Read through the listing below and copy each line in which the word "réponses" occurs.

*-*-*

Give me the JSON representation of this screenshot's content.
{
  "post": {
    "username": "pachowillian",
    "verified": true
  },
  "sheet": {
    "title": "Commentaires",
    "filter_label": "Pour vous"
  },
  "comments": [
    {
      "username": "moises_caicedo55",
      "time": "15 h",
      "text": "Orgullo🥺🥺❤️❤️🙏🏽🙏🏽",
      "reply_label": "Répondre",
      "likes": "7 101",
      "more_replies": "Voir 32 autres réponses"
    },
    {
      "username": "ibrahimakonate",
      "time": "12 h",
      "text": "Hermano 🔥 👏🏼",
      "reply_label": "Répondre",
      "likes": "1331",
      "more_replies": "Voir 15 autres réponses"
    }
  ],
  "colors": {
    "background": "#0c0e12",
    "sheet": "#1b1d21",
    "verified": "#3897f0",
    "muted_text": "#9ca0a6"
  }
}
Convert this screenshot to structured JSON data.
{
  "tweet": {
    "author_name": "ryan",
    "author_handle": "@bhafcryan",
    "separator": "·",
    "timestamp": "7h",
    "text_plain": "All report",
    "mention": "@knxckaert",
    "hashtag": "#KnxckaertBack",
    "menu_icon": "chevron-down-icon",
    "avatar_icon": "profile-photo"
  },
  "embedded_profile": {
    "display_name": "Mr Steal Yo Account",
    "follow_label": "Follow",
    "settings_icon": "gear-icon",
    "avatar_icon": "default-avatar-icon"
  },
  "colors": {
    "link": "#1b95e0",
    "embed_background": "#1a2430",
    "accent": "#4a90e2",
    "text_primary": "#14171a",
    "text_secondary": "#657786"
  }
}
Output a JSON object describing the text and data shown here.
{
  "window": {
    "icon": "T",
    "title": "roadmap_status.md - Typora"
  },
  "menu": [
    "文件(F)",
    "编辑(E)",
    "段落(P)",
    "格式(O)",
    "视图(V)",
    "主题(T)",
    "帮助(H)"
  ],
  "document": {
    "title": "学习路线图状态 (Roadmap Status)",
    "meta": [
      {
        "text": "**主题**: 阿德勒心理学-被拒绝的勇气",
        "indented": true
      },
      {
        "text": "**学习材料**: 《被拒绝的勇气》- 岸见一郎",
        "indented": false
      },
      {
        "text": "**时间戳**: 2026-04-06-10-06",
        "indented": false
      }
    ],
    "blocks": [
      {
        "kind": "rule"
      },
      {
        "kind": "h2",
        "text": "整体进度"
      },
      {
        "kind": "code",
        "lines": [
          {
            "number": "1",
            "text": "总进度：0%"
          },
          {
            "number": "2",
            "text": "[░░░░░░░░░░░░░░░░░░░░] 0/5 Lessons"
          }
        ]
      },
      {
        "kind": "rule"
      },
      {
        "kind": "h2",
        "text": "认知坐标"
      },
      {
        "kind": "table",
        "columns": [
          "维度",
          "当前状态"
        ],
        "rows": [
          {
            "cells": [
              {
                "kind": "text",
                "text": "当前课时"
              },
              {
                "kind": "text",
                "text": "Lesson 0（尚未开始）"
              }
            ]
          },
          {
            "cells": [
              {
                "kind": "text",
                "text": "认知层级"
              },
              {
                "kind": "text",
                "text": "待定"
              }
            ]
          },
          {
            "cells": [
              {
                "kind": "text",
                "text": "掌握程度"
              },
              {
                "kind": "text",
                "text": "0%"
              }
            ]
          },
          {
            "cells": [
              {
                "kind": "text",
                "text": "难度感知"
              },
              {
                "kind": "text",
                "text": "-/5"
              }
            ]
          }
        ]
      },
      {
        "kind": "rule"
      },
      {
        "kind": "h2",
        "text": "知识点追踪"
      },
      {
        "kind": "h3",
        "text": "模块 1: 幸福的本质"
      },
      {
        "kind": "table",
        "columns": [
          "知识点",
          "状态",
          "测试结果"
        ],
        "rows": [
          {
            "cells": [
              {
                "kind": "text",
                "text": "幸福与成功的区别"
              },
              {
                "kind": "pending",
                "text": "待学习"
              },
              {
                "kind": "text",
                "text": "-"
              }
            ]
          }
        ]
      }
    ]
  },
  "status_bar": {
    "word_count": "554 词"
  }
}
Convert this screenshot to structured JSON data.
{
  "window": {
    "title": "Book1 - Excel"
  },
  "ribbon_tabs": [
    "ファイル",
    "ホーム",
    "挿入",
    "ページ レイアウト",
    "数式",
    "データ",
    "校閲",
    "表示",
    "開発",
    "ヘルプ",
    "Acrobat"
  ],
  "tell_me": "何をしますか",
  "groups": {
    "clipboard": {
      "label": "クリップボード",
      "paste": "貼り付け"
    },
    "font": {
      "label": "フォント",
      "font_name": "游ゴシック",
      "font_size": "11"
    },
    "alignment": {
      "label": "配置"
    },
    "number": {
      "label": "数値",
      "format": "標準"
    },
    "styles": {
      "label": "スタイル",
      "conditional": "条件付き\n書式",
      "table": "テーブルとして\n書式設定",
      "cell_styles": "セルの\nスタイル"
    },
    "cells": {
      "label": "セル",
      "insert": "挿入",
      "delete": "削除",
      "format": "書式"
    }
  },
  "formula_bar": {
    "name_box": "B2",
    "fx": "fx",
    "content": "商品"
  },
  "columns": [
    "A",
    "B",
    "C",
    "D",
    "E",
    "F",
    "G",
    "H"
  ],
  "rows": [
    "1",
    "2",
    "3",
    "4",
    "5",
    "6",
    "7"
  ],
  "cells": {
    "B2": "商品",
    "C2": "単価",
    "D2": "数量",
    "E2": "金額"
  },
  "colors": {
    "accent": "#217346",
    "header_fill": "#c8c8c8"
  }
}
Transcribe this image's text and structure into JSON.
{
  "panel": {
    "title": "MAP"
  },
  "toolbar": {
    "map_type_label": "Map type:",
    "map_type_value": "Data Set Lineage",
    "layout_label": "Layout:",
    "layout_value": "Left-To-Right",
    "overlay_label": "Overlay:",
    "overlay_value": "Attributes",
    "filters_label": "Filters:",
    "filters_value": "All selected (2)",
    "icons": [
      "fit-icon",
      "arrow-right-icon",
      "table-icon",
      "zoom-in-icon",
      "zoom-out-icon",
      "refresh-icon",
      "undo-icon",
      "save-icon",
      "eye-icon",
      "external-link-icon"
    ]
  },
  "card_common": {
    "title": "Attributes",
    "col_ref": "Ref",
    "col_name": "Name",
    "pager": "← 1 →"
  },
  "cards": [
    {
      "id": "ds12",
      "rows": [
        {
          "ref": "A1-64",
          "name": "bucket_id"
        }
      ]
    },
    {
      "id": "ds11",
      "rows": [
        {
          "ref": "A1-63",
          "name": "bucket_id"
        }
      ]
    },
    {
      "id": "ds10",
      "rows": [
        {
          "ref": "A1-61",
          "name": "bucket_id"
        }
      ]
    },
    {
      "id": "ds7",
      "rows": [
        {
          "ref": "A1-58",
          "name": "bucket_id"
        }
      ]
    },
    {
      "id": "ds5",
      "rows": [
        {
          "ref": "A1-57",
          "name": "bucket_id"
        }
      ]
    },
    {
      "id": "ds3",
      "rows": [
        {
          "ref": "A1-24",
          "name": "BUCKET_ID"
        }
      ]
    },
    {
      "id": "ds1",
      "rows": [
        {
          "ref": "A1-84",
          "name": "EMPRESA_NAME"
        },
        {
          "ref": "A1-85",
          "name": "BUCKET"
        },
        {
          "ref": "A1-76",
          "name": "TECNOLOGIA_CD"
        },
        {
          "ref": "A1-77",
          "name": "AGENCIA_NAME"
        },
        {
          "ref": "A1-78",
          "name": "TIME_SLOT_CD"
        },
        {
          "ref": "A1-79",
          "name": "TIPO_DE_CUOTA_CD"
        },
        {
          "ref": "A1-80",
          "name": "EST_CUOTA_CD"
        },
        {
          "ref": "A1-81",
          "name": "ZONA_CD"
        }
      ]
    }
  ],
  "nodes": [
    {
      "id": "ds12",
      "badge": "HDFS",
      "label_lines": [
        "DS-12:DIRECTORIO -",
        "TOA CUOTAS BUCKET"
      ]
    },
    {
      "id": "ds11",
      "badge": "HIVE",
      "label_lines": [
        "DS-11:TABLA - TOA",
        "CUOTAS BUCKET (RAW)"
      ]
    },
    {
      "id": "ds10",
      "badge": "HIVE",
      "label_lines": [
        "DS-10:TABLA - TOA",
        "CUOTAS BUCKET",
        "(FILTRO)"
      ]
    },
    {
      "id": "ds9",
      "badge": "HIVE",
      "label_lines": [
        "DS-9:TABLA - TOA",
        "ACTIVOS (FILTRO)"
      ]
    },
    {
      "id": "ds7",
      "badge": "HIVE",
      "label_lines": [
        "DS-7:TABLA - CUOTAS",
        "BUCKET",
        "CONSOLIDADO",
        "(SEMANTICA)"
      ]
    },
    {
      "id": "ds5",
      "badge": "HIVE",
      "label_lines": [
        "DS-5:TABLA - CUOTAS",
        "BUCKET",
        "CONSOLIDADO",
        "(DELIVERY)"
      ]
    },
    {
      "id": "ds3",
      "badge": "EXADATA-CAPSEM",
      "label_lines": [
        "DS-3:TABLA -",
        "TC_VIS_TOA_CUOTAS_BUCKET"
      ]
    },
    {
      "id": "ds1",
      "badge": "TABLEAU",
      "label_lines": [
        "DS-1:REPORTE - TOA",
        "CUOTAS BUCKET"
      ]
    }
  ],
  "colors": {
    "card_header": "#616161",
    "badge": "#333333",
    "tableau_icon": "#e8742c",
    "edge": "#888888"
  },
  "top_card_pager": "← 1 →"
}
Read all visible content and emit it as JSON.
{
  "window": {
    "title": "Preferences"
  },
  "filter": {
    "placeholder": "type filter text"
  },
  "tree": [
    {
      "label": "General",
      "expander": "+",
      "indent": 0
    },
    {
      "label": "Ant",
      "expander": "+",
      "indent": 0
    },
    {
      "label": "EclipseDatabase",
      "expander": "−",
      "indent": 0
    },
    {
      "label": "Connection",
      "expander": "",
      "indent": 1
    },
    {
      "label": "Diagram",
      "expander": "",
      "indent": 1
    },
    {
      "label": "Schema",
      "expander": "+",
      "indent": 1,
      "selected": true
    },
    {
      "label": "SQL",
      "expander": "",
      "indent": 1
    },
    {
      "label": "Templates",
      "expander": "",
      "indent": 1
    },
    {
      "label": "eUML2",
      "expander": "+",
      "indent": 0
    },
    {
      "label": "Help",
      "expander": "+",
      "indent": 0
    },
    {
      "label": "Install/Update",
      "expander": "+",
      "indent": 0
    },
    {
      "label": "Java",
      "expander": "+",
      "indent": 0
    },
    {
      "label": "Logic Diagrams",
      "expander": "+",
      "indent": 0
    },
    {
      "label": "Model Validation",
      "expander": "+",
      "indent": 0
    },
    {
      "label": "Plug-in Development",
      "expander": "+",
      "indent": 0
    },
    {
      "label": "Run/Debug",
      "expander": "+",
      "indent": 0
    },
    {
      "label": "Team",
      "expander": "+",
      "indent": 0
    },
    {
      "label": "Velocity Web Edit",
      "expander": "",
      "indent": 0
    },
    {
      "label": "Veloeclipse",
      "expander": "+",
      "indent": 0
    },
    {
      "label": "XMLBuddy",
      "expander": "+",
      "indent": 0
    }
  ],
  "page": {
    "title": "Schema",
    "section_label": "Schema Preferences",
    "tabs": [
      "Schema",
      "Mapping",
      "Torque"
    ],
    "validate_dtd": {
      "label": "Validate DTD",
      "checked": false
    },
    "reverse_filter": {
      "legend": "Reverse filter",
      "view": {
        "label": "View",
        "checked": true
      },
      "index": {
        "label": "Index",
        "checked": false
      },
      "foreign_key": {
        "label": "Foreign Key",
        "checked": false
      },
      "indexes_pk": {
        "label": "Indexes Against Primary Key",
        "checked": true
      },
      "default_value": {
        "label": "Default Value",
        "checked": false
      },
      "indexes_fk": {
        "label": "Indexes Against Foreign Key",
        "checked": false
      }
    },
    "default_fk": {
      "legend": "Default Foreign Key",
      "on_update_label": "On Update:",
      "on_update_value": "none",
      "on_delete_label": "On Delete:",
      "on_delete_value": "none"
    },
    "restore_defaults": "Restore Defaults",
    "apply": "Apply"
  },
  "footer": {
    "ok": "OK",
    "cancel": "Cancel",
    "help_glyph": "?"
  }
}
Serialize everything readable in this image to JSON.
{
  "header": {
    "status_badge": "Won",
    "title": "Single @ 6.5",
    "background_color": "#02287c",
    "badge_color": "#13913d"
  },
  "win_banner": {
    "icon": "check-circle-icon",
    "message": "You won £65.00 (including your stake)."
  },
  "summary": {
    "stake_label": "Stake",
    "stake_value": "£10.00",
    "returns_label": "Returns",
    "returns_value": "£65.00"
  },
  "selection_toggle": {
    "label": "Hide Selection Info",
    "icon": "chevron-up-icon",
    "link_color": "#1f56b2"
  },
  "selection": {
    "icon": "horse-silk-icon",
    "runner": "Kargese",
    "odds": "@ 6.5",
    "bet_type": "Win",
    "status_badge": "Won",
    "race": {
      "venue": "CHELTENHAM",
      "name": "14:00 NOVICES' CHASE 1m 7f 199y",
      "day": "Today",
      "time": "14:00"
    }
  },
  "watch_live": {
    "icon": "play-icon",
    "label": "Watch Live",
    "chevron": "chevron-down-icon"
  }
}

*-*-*

• **Task output**
      "more_replies": "Voir 32 autres réponses"
      "more_replies": "Voir 15 autres réponses"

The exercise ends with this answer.